• [ABOUT THIS EXERCISE]
The required answer is a copy of each line in the entries below that includes "Libraries".

• [RECORD EXCERPTS]
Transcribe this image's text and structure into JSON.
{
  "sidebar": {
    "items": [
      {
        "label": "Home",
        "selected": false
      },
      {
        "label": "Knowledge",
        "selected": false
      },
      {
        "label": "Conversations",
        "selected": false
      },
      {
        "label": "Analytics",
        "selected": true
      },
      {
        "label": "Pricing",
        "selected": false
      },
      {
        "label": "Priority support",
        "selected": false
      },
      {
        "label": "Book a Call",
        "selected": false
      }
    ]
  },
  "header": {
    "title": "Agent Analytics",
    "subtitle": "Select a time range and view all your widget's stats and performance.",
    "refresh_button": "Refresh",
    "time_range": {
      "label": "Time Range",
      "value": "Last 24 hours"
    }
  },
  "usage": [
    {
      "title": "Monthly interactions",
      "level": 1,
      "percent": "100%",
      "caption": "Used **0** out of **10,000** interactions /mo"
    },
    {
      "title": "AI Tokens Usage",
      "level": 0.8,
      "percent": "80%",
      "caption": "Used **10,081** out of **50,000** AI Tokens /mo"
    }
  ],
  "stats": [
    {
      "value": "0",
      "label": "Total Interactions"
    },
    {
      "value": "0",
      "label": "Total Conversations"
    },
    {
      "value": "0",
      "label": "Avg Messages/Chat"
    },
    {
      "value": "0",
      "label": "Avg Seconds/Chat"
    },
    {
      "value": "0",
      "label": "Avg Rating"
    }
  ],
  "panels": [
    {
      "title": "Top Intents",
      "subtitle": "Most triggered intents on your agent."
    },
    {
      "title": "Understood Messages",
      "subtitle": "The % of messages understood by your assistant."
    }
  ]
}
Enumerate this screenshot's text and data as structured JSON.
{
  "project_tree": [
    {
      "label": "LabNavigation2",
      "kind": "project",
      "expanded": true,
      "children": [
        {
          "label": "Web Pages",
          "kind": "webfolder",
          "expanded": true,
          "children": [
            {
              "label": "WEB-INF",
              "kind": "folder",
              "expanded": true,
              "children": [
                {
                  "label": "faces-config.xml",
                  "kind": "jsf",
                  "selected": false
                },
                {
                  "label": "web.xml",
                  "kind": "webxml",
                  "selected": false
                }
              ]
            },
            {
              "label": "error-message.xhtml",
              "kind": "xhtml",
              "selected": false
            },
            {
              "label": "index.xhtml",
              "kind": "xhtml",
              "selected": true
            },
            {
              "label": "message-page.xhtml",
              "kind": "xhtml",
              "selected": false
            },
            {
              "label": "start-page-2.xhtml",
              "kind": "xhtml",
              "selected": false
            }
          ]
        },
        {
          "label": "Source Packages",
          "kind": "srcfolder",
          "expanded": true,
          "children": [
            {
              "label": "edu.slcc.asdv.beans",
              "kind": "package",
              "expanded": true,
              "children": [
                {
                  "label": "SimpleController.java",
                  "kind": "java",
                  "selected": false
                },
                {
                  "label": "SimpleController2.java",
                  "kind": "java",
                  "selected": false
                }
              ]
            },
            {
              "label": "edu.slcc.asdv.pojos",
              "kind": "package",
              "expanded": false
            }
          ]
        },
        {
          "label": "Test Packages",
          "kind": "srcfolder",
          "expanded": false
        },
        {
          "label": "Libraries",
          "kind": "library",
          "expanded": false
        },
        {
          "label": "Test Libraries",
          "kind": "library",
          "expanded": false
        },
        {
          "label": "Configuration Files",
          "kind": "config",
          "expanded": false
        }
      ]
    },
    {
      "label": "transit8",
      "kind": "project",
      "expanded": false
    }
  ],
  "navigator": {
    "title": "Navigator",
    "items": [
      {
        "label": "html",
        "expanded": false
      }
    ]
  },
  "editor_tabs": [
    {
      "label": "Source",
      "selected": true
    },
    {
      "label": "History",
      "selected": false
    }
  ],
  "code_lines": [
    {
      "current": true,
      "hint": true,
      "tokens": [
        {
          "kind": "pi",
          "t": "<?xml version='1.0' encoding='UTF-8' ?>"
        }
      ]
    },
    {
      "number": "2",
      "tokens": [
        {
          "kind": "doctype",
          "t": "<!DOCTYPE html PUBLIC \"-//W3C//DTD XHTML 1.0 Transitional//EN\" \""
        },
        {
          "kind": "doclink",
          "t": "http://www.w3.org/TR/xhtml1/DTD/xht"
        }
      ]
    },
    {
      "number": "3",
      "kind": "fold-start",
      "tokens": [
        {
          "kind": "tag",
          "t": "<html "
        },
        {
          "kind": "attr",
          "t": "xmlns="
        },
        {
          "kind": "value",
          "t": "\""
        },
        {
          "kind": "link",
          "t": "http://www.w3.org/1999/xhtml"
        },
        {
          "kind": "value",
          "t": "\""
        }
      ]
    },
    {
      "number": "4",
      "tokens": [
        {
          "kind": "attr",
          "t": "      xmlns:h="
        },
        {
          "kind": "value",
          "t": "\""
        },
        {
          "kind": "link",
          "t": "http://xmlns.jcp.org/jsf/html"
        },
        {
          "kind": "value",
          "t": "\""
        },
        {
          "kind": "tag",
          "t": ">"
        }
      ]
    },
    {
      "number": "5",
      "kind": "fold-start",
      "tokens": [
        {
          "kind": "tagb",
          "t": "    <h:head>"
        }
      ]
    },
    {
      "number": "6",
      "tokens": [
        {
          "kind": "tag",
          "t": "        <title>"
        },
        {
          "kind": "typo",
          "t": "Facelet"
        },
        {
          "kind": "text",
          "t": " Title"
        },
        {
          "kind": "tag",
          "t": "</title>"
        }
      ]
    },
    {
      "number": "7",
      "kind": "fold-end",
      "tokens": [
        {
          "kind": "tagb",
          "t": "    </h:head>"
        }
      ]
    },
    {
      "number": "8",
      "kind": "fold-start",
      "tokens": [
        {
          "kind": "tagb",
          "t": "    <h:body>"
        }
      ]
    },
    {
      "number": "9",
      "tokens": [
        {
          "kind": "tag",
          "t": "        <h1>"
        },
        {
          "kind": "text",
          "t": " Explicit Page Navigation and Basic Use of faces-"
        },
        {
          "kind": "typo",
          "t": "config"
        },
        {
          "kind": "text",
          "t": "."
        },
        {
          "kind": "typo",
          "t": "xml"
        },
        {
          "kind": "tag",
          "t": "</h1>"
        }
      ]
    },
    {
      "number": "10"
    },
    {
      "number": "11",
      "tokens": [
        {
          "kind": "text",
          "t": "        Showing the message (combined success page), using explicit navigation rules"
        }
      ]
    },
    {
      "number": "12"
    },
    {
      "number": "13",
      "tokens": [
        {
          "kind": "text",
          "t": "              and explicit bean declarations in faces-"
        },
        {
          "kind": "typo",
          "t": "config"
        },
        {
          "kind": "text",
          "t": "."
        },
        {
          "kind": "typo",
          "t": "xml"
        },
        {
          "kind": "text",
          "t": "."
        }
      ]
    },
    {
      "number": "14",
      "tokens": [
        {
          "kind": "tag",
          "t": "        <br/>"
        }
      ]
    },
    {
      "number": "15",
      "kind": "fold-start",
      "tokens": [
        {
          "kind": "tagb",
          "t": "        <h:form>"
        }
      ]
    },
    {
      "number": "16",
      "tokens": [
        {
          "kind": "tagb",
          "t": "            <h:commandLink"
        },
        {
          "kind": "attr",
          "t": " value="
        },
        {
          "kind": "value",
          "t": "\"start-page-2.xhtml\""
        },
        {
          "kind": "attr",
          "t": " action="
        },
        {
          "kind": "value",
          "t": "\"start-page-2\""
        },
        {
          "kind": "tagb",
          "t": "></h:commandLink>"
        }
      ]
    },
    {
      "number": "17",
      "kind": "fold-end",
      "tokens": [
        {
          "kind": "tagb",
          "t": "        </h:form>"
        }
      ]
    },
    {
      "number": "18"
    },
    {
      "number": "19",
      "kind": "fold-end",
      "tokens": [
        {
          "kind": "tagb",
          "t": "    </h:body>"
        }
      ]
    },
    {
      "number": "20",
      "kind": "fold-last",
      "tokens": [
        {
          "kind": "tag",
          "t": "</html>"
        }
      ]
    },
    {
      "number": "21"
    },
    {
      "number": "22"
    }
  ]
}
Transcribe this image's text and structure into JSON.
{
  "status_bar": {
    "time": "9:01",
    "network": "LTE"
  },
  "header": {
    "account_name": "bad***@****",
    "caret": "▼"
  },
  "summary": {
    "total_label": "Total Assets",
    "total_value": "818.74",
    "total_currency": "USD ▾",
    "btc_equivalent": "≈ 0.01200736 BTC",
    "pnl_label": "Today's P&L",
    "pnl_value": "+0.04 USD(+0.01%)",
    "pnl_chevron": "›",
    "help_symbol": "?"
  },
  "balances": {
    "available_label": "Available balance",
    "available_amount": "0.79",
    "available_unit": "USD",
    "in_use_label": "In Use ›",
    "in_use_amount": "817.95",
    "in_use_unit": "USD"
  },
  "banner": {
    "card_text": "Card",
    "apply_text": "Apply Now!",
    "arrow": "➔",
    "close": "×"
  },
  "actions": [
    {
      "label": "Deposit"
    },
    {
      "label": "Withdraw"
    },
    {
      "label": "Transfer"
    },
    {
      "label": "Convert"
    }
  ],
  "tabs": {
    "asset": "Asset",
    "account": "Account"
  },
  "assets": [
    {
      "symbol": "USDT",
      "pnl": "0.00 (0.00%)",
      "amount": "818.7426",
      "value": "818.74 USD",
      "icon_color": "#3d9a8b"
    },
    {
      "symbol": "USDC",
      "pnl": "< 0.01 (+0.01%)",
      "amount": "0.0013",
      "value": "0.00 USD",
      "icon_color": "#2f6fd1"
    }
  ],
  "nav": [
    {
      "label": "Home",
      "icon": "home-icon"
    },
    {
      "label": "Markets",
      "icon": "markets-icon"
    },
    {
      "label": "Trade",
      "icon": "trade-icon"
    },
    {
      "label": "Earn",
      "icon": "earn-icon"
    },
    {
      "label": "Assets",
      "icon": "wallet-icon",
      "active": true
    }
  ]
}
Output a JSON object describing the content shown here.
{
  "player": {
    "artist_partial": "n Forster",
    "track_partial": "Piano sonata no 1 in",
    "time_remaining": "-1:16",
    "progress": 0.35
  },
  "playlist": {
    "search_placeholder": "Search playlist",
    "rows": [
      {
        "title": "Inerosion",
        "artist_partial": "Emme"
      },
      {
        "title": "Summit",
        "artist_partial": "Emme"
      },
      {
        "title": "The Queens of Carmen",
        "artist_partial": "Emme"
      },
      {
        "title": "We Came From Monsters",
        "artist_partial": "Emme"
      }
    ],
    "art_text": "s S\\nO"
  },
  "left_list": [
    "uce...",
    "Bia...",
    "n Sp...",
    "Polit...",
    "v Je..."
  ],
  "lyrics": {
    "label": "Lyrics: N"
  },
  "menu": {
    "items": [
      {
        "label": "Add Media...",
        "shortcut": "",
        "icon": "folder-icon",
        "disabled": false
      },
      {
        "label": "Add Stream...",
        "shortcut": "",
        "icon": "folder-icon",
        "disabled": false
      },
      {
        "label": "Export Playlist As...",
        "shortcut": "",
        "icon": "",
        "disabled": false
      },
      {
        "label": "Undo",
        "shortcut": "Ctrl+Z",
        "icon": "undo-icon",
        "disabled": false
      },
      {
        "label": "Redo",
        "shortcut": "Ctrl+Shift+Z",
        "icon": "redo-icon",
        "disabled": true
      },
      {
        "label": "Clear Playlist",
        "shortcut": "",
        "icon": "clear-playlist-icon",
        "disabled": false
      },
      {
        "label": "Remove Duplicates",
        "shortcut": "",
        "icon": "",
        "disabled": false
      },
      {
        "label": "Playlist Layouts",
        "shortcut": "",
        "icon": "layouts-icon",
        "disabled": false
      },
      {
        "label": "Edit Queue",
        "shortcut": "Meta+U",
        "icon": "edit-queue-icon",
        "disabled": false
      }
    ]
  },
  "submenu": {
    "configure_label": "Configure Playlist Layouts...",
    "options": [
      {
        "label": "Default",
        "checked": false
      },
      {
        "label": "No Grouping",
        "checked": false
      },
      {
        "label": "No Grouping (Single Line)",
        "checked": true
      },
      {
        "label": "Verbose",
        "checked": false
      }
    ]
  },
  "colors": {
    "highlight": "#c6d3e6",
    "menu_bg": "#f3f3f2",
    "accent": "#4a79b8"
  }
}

• [RESULT OF THIS EXERCISE]
          "label": "Libraries",
          "label": "Test Libraries",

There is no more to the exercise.